On August 7, 2009, the Executive Board of the USCF rescinded the membership of Polgar and her husband, and they appealed to the Board of Delegates of the USCF. On August 8, 2009, the Delegates of the USCF ratified the previous year's actions of the Executive Board with respect to the litigation. In a closed Executive Session, the Delegates upheld the membership revocations. The lawsuits were all settled in 2010, with Polgar and Truong severing all affiliation with the USCF (though both can still play in USCF events under "Playing Non-Member Status"); the USCF's court costs of $131,000 were paid out by its insurer and it had to pay Polgar's attorney fees of $39,000.
As of January 2009, Polgar has held the title of Co-Chairperson of the Board of the Commission for Women's Chess for FIDE, the World Chess Federation.
In 2012, she moved with members of her top collegiate chess team to Webster University in St. Louis, Missouri.

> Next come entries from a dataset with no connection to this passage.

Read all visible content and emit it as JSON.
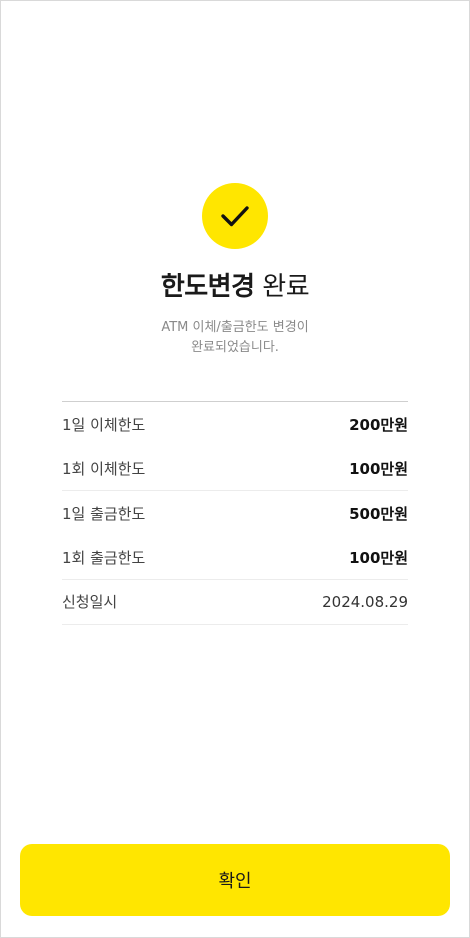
{
  "title": {
    "bold": "한도변경",
    "light": "완료"
  },
  "subtitle": [
    "ATM 이체/출금한도 변경이",
    "완료되었습니다."
  ],
  "rows": [
    {
      "label": "1일 이체한도",
      "value": "200만원"
    },
    {
      "label": "1회 이체한도",
      "value": "100만원"
    },
    {
      "label": "1일 출금한도",
      "value": "500만원"
    },
    {
      "label": "1회 출금한도",
      "value": "100만원"
    },
    {
      "label": "신청일시",
      "value": "2024.08.29"
    }
  ],
  "confirm_label": "확인",
  "icons": {
    "status": "check-icon"
  },
  "colors": {
    "accent": "#ffe600"
  }
}
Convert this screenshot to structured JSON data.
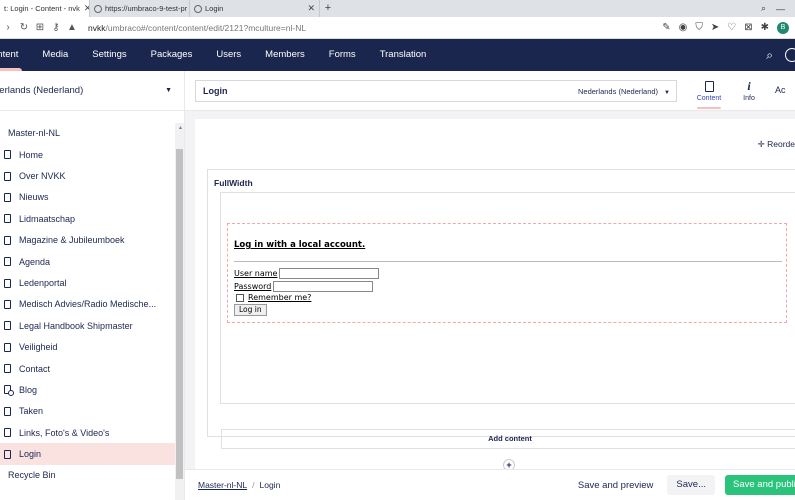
{
  "browser": {
    "tabs": [
      {
        "title": "t: Login - Content - nvk",
        "active": true
      },
      {
        "title": "https://umbraco-9-test-pr",
        "active": false
      },
      {
        "title": "Login",
        "active": false
      }
    ],
    "url_host": "nvkk",
    "url_path": "/umbraco#/content/content/edit/2121?mculture=nl-NL"
  },
  "header": {
    "nav": [
      "ontent",
      "Media",
      "Settings",
      "Packages",
      "Users",
      "Members",
      "Forms",
      "Translation"
    ]
  },
  "sidebar": {
    "language": "derlands (Nederland)",
    "root": "Master-nl-NL",
    "items": [
      {
        "label": "Home",
        "icon": "document-icon"
      },
      {
        "label": "Over NVKK",
        "icon": "document-icon"
      },
      {
        "label": "Nieuws",
        "icon": "document-icon"
      },
      {
        "label": "Lidmaatschap",
        "icon": "document-icon"
      },
      {
        "label": "Magazine & Jubileumboek",
        "icon": "document-icon"
      },
      {
        "label": "Agenda",
        "icon": "document-icon"
      },
      {
        "label": "Ledenportal",
        "icon": "document-icon"
      },
      {
        "label": "Medisch Advies/Radio Medische...",
        "icon": "document-icon"
      },
      {
        "label": "Legal Handbook Shipmaster",
        "icon": "document-icon"
      },
      {
        "label": "Veiligheid",
        "icon": "document-icon"
      },
      {
        "label": "Contact",
        "icon": "document-icon"
      },
      {
        "label": "Blog",
        "icon": "document-link-icon"
      },
      {
        "label": "Taken",
        "icon": "document-icon"
      },
      {
        "label": "Links, Foto's & Video's",
        "icon": "document-icon"
      },
      {
        "label": "Login",
        "icon": "document-icon",
        "selected": true
      }
    ],
    "recycle_bin": "Recycle Bin"
  },
  "editor": {
    "name": "Login",
    "culture": "Nederlands (Nederland)",
    "apps": [
      {
        "label": "Content",
        "active": true
      },
      {
        "label": "Info",
        "active": false
      },
      {
        "label": "Ac",
        "active": false
      }
    ],
    "reorder": "Reorde",
    "fullwidth": "FullWidth",
    "login_title": "Log in with a local account.",
    "username_label": "User name",
    "password_label": "Password",
    "remember_label": "Remember me?",
    "login_button": "Log in",
    "add_content": "Add content",
    "add_plus": "+"
  },
  "footer": {
    "crumb_root": "Master-nl-NL",
    "crumb_sep": "/",
    "crumb_current": "Login",
    "save_preview": "Save and preview",
    "save": "Save...",
    "save_publish": "Save and publis"
  },
  "colors": {
    "header_bg": "#1b264f",
    "selected_bg": "#f9e2e0",
    "publish_bg": "#2bc37c"
  }
}
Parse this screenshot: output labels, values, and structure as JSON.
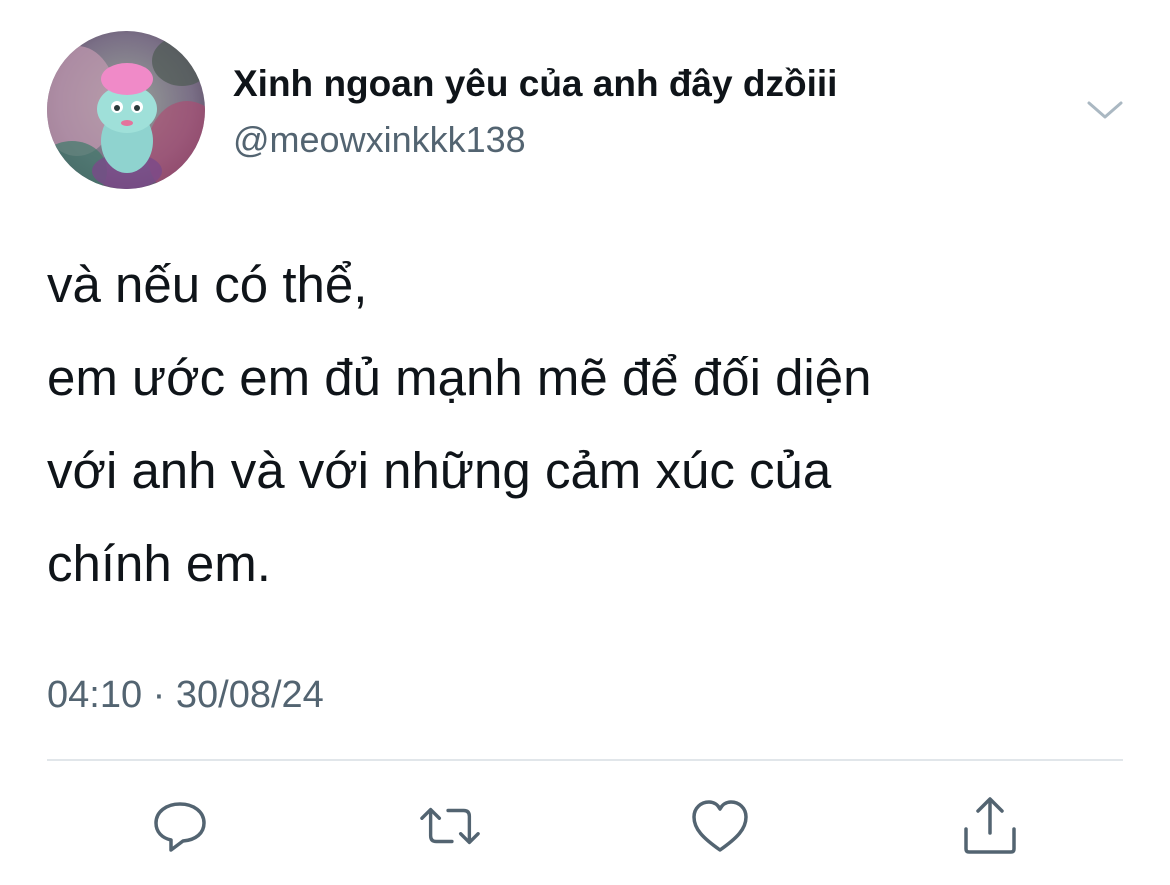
{
  "tweet": {
    "author": {
      "display_name": "Xinh ngoan yêu của anh đây dzồiii",
      "handle": "@meowxinkkk138"
    },
    "text_lines": [
      "và nếu có thể,",
      "em ước em đủ mạnh mẽ để đối diện",
      "với anh và với những cảm xúc của",
      "chính em."
    ],
    "time": "04:10",
    "separator": "·",
    "date": "30/08/24"
  },
  "icons": {
    "more": "chevron-down-icon",
    "reply": "reply-icon",
    "retweet": "retweet-icon",
    "like": "heart-icon",
    "share": "share-icon"
  },
  "colors": {
    "text_primary": "#0f1419",
    "text_secondary": "#536471",
    "icon": "#536471",
    "divider": "#e1e6ea"
  }
}
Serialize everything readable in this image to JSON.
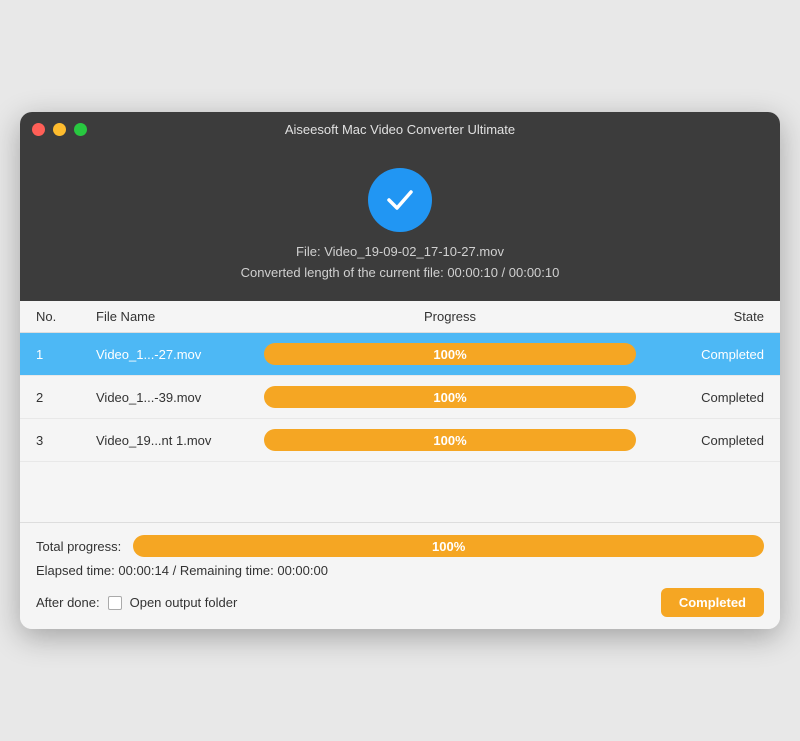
{
  "window": {
    "title": "Aiseesoft Mac Video Converter Ultimate"
  },
  "header": {
    "file_line1": "File: Video_19-09-02_17-10-27.mov",
    "file_line2": "Converted length of the current file: 00:00:10 / 00:00:10",
    "checkmark_icon": "checkmark-icon"
  },
  "table": {
    "columns": {
      "no": "No.",
      "filename": "File Name",
      "progress": "Progress",
      "state": "State"
    },
    "rows": [
      {
        "no": "1",
        "filename": "Video_1...-27.mov",
        "progress": "100%",
        "progress_pct": 100,
        "state": "Completed",
        "selected": true
      },
      {
        "no": "2",
        "filename": "Video_1...-39.mov",
        "progress": "100%",
        "progress_pct": 100,
        "state": "Completed",
        "selected": false
      },
      {
        "no": "3",
        "filename": "Video_19...nt 1.mov",
        "progress": "100%",
        "progress_pct": 100,
        "state": "Completed",
        "selected": false
      }
    ]
  },
  "footer": {
    "total_label": "Total progress:",
    "total_pct": "100%",
    "elapsed": "Elapsed time: 00:00:14 / Remaining time: 00:00:00",
    "after_done_label": "After done:",
    "open_output_folder_label": "Open output folder",
    "completed_btn_label": "Completed"
  },
  "colors": {
    "orange": "#f5a623",
    "blue_selected": "#4db8f5",
    "dark_bg": "#3c3c3c",
    "check_blue": "#2196f3"
  }
}
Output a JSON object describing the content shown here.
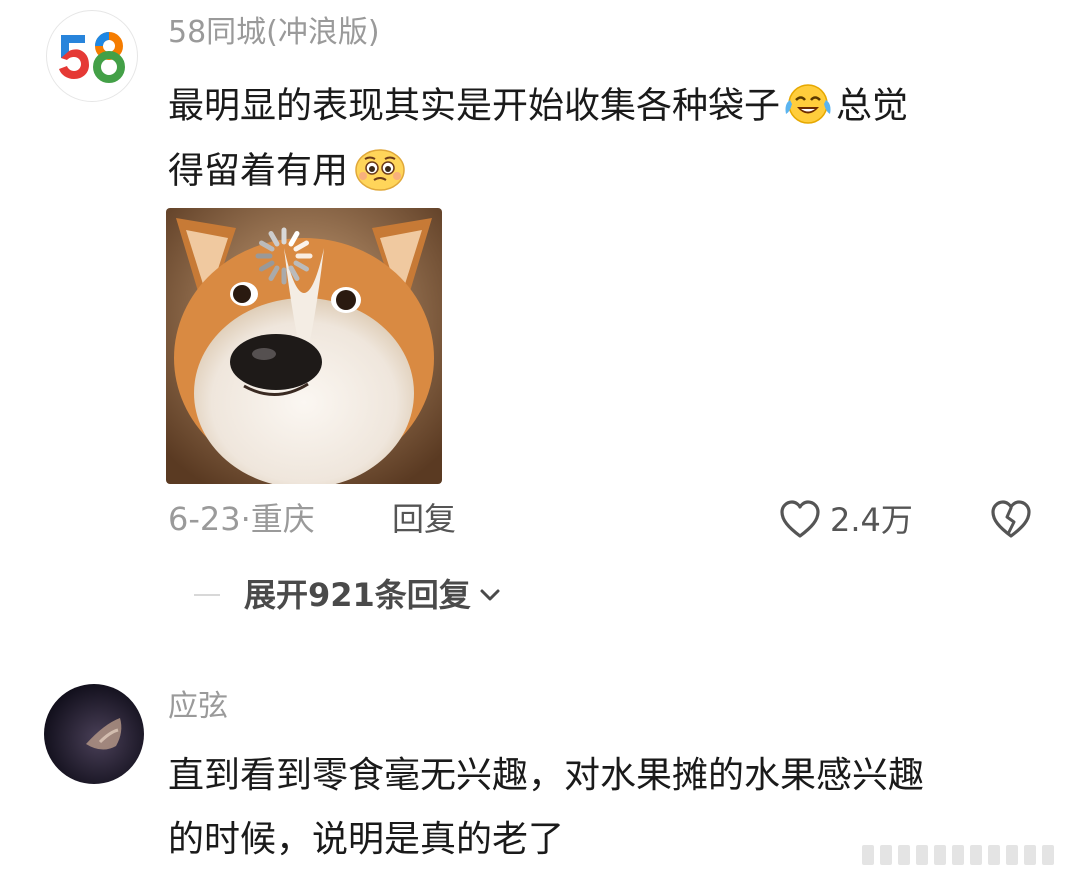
{
  "comments": [
    {
      "avatar": "58-logo",
      "username": "58同城(冲浪版)",
      "content_lines": [
        "最明显的表现其实是开始收集各种袋子",
        "总觉",
        "得留着有用"
      ],
      "emojis": [
        "crying-laughing-emoji",
        "pleading-face-emoji"
      ],
      "image": "corgi-meme-photo",
      "date_location": "6-23·重庆",
      "reply_label": "回复",
      "like_count": "2.4万",
      "expand_replies": "展开921条回复"
    },
    {
      "avatar": "dark-photo-avatar",
      "username": "应弦",
      "content_lines": [
        "直到看到零食毫无兴趣，对水果摊的水果感兴趣",
        "的时候，说明是真的老了"
      ]
    }
  ],
  "icons": {
    "like": "heart-outline-icon",
    "dislike": "broken-heart-icon",
    "expand": "chevron-down-icon"
  },
  "colors": {
    "text_primary": "#1a1a1a",
    "text_secondary": "#9a9a9a",
    "text_meta": "#555555",
    "logo_blue": "#1e88e5",
    "logo_orange": "#f57c00",
    "logo_green": "#43a047",
    "logo_red": "#e53935"
  }
}
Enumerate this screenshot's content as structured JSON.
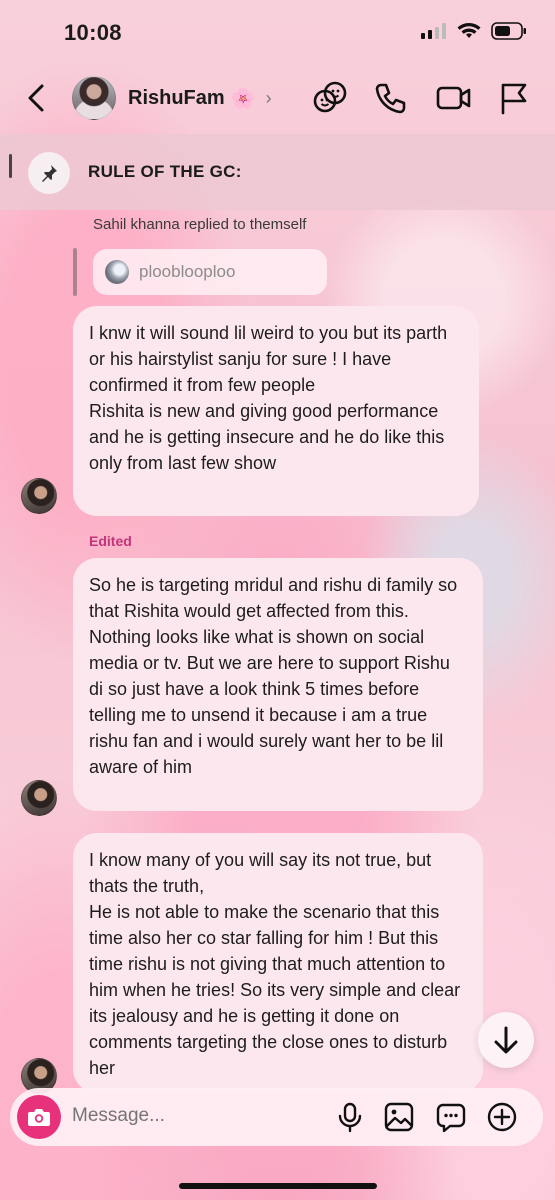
{
  "status_bar": {
    "time": "10:08"
  },
  "header": {
    "chat_name": "RishuFam",
    "chat_emoji": "🌸",
    "chevron": "›",
    "icons": [
      "back-icon",
      "effects-icon",
      "phone-icon",
      "video-icon",
      "flag-icon"
    ]
  },
  "pinned": {
    "text": "RULE OF THE GC:"
  },
  "messages": {
    "reply_caption": "Sahil khanna replied to themself",
    "reply_quote": "plooblooploo",
    "msg1": "I knw it will sound lil weird to you but its parth or his hairstylist sanju for sure ! I have confirmed it from few people\nRishita is new and giving good performance and he is getting insecure and he do like this only from last few show",
    "edited_label": "Edited",
    "msg2": "So he is targeting mridul and rishu di family so that Rishita would get affected from this. Nothing looks like what is shown on social media or tv. But we are here to support Rishu di so just have a look think 5 times before telling me to unsend it because i am a true rishu fan and i would surely want her to be lil aware of him",
    "msg3": "I know many of you will say its not true, but thats the truth,\nHe is not able to make the scenario that this time also her co star falling for him ! But this time rishu is not giving that much attention to him when he tries! So its very simple and clear its jealousy and he is getting it done on comments targeting the close ones to disturb her"
  },
  "composer": {
    "placeholder": "Message..."
  },
  "colors": {
    "accent": "#e8317b",
    "edited": "#c2357a",
    "bubble": "#fde7ee"
  }
}
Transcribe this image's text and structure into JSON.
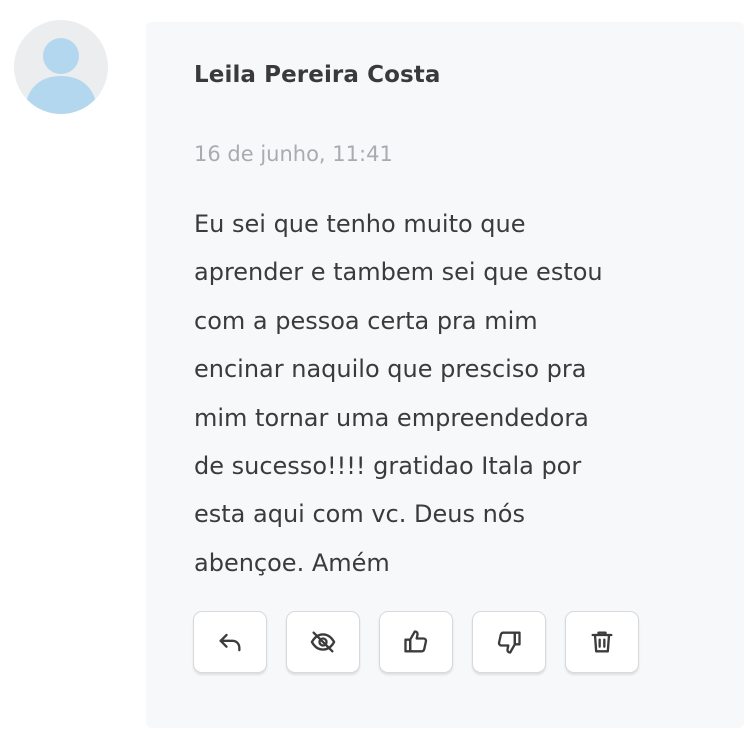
{
  "comment": {
    "author": "Leila Pereira Costa",
    "timestamp": "16 de junho, 11:41",
    "body_lines": [
      "Eu sei que tenho muito que",
      "aprender e tambem sei que estou",
      "com a pessoa certa pra mim",
      "encinar naquilo que presciso pra",
      "mim tornar uma empreendedora",
      "de sucesso!!!! gratidao Itala por",
      "esta aqui com vc. Deus nós",
      "abençoe. Amém"
    ]
  },
  "actions": [
    {
      "icon": "reply-icon"
    },
    {
      "icon": "eye-off-icon"
    },
    {
      "icon": "thumbs-up-icon"
    },
    {
      "icon": "thumbs-down-icon"
    },
    {
      "icon": "trash-icon"
    }
  ],
  "colors": {
    "card_background": "#f7f8fa",
    "author_text": "#3a3a3a",
    "timestamp_text": "#a8abaf",
    "body_text": "#3b3b3b",
    "avatar_background": "#ebedef",
    "avatar_figure": "#b3d7ee",
    "button_border": "#d7d9dc",
    "icon_stroke": "#3c3c3c"
  }
}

In 2014, Polgar was awarded the Furman Symeon medal, which is given annually to the best chess coach who works with both male and female players. This made her the first coach from America to earn one of the top six coach medals and also the first woman to ever be recognized by FIDE with a top coaching medal.